You have reached the Cape May Birding Hotline, a service of New Jersey
Audubon Society's Cape May Bird Observatory. This recording was made on
Thursday, October 25. Highlights from the last week include EURASIAN
WIGEON, "GAMBEL'S" WHITE-CROWNED SPARROW, CLAY-COLORED SPARROW, LINCOLN'S
SPARROW, DICKCISSEL, and LESSER BLACK-BACKED GULL. Everything could change
since a major cold front is due to arrive late today.
A EURASIAN WIGEON, first found on Oct. 3, continues to be present at Cape
May Point State Park, usually at Lighthouse Pond but seen on Bunker Pond on
A GAMBEL'S RACE WHITE-CROWNED SPARROW was seen Oct. 19 and again Oct. 21 at
Cape May Point State Park.
A CLAY-COLORED SPARROW was seen Oct. 22 at Higbee Beach Wildlife Management
LINCOLN'S SPARROW reports come from West Cape May and from Hidden Valley
DICKCISSELS were noted Oct. 23 at Hidden Valley and Oct. 20 at Reed's Beach
and at the Rea Farm.
VESPER SPARROWS were noted at Hidden Valley Oct. 23 and 2 birds at Cape May
Point State Park on Oct. 19.
2 LESSER BLACK-BACKED GULLS were found Oct. 21 on the beach at the end of
the east path, South Cape May Meadows. One LESSER BLACK-BACKED GULL was
seen Oct. 25 just north of Sunset Beach.
On Oct. 23, birders at Bivalve, in Cumberland County, found 2 AMERICAN
AVOCETS, 4 "Western" WILLETS, 2 MARBLED GODWITS, and 3 HUDSONIAN GODWITS,
one of which was taken by a PEREGRINE FALCON. One HUDSONIAN GODWIT and one
AMERICAN GOLDEN-PLOVER were reported from Brigantine on Oct. 22.
A PIPING PLOVER was seen in Wildwood Crest on Oct. 23.
The week's largest hawk flight occurred on Oct. 18, when 1,076 hawks were
tallied from the Cape May Hawk Watch, 730 being SHARP-SHINNED HAWKS.
27,000 SCOTERS were counted from the Avalon Seawatch Oct. 23 and 24, and 11
PARASITIC JAEGERS were noted on Oct. 20 and again on Oct. 21. Three more
PARASITIC JAEGERS were seen from Cape May Point on Oct. 22.
Songbird migration at Cape May continues to feature a mix of early season
and late season migrants. Neotropical migrants reported during the last
week include WILSON'S WARBLER, NASHVILLE WARBLER, BLACK-THROATED GREEN
WARBLER, YELLOW-BREASTED CHAT, WOOD THRUSH, and BLUE GROSBEAK. Recent

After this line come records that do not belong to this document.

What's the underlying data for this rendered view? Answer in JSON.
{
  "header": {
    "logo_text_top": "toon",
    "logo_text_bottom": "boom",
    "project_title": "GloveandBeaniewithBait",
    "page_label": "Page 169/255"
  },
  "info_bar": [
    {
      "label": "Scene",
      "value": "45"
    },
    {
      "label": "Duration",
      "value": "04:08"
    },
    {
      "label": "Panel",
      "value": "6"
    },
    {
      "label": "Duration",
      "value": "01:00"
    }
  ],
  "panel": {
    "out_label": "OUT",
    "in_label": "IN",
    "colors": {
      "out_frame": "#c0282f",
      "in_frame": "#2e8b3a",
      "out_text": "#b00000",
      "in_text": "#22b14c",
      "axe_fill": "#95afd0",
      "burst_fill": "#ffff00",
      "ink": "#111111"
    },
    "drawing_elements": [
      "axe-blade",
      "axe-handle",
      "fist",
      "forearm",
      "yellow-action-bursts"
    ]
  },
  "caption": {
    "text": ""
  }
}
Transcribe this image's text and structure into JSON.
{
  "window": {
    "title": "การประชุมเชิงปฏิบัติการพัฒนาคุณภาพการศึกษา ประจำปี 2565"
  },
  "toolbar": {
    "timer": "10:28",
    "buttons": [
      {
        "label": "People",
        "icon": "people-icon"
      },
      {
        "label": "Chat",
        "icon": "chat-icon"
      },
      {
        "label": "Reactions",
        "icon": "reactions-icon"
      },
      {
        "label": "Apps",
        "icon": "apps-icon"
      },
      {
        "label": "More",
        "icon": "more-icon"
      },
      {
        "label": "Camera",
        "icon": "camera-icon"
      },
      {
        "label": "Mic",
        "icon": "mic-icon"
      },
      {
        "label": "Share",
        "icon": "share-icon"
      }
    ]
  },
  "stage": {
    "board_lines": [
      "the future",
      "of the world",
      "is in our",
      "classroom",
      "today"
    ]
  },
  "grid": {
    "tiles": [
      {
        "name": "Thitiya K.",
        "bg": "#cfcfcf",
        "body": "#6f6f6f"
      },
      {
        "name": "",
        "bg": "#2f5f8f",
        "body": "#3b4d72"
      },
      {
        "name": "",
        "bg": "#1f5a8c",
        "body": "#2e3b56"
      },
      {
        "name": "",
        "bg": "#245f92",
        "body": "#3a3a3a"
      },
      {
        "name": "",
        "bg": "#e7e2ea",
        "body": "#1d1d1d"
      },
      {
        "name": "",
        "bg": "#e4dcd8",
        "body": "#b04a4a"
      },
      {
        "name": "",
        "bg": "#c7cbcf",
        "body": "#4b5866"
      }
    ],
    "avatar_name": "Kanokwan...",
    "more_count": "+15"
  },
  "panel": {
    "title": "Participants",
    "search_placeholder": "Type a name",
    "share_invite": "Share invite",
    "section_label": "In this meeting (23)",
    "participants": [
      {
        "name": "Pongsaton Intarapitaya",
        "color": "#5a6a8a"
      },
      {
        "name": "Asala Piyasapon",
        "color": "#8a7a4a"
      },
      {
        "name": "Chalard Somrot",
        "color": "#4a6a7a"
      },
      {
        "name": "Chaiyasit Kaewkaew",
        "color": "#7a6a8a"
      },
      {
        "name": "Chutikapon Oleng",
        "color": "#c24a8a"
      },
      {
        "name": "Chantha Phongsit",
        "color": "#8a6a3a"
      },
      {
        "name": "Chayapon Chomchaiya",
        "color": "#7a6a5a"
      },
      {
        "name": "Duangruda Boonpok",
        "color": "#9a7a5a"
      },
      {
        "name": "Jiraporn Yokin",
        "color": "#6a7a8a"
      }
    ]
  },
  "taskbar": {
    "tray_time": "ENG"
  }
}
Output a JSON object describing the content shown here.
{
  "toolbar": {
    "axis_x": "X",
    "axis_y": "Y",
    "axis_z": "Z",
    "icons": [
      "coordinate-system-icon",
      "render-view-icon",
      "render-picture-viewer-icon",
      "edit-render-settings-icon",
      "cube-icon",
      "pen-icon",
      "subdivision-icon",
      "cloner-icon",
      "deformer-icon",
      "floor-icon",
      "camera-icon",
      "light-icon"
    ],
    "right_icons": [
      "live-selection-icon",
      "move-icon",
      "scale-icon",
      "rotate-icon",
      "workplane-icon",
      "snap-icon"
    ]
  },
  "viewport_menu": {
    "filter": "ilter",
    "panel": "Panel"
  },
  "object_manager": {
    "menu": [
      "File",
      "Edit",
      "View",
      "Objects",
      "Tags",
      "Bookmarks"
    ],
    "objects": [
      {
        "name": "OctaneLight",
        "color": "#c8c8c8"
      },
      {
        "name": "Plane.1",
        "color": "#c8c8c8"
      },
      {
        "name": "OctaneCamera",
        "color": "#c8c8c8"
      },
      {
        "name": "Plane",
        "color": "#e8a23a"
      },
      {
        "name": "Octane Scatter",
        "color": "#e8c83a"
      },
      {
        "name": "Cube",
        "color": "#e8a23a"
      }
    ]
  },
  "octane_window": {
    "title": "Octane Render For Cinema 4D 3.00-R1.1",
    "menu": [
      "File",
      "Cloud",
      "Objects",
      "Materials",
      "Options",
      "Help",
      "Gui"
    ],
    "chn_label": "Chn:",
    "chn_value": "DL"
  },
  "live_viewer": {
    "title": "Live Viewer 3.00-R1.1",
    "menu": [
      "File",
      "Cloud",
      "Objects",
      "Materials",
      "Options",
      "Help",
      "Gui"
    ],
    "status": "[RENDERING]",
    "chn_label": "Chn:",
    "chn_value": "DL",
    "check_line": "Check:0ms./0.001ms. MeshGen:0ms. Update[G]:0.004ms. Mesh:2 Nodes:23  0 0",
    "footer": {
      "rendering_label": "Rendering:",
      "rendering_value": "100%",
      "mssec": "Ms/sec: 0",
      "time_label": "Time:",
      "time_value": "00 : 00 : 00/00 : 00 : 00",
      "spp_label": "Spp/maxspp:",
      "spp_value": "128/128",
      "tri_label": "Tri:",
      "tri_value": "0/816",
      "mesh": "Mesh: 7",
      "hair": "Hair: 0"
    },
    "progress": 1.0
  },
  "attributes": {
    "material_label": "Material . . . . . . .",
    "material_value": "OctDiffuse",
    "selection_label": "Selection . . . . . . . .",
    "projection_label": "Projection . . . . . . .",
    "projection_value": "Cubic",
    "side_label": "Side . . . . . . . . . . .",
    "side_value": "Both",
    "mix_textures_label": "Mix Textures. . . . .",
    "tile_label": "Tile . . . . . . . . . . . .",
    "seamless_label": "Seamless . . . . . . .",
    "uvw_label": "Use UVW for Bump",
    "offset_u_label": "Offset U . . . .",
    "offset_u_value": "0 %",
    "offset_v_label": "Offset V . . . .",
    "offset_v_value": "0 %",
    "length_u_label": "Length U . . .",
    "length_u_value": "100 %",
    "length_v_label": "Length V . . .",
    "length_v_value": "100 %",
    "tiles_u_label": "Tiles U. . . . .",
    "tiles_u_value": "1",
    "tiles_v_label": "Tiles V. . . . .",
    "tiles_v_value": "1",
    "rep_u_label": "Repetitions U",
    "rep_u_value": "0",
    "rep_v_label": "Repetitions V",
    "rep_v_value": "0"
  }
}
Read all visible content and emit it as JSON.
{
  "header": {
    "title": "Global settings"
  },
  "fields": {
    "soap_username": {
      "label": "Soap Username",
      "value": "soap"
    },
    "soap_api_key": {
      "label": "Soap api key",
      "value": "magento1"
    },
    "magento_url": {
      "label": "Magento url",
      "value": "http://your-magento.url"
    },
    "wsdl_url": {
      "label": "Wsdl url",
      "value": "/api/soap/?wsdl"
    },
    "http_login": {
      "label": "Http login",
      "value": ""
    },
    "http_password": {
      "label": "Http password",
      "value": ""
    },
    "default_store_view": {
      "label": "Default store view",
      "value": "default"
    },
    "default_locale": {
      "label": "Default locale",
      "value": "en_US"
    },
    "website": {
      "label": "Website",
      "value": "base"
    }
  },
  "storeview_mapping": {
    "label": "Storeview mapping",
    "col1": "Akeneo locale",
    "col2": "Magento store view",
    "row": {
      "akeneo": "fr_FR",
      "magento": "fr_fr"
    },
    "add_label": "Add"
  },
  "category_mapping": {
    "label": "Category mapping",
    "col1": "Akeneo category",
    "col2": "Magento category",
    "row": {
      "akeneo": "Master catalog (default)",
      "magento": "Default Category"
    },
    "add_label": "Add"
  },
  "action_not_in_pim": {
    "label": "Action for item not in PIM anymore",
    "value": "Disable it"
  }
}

arrivals include RUSTY BLACKBIRD, VESPER SPARROW, PURPLE FINCH, EVENING
GROSBEAK, WINTER WREN, and PINE SISKIN.
Note that the wildlife drive in Forsythe National Wildlife Refuge (also
called Brigantine) will be closed on Wednesdays during the month of October.
The Cape May Bird Observatory has daily walks, requiring no
pre-registration, and many special field trips and programs that do. To
receive a copy of our Program Schedule, stop at one of our centers, or call
609-861-0700, or go to New Jersey Audubon's WEB SITE at http://www.njaudubon.org,
or call our new natural history and events hotline at 609-861-0466.
The Cape May Bird Observatory is a research and education unit of the
New Jersey Audubon Society. Our aim is to perpetuate and preserve the
ornithological significance of Cape May. Your membership supports these
goals and this hotline. The Cape May Birding Hotline is a service of New
Jersey Audubon's Cape May Bird Observatory and details sightings from
Cape May, Cumberland, and Atlantic Counties and near shore waters.
Updates are made on Thursday evenings. Please report sightings of rare
or unusual birds to CMBO at 609-884-2736. Thanks for calling and GOOD